WASHINGTON, April 1 (UPI) -- A government advisory panel for the U.S. Food and Drug Administration voted Thursday against food dye special warning labels for children, officials say.
The 14-member advisory panel voted 8-6 against the idea of warning labels, saying there was no scientific proof that artificial colorings cause hyperactivity in most children, The New York Times reported.
The panel was convened after FDA scientists said typical children may be unaffected by the dyes -- Red 40, Yellow 5, Yellow 6 and other dyes -- but children with behavioral problems such as attention-deficit hyperactivity disorder may see their symptoms worsen by eating food with synthetic color additives.
The Center for Science in the Public Interest in Washington petitioned the FDA to ban the dyes because it said they have no useful nutritional or preservative value, their only function is cosmetic and there is evidence dyes made from petrochemicals worsen some children's behavior.

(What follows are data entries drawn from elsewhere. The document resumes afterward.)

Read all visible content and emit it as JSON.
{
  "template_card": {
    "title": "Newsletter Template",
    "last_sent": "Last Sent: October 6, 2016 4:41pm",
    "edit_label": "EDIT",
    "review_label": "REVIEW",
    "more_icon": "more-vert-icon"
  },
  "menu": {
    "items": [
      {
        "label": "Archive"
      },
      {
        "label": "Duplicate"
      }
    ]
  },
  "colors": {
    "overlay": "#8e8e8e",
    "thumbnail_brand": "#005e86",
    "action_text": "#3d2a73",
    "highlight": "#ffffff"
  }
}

"We agree with today's FDA's advisory committee finding which determined that there is insufficient evidence of a causal link between artificial colors and hyperactivity in children," the Grocery Manufacturers Association told the Times.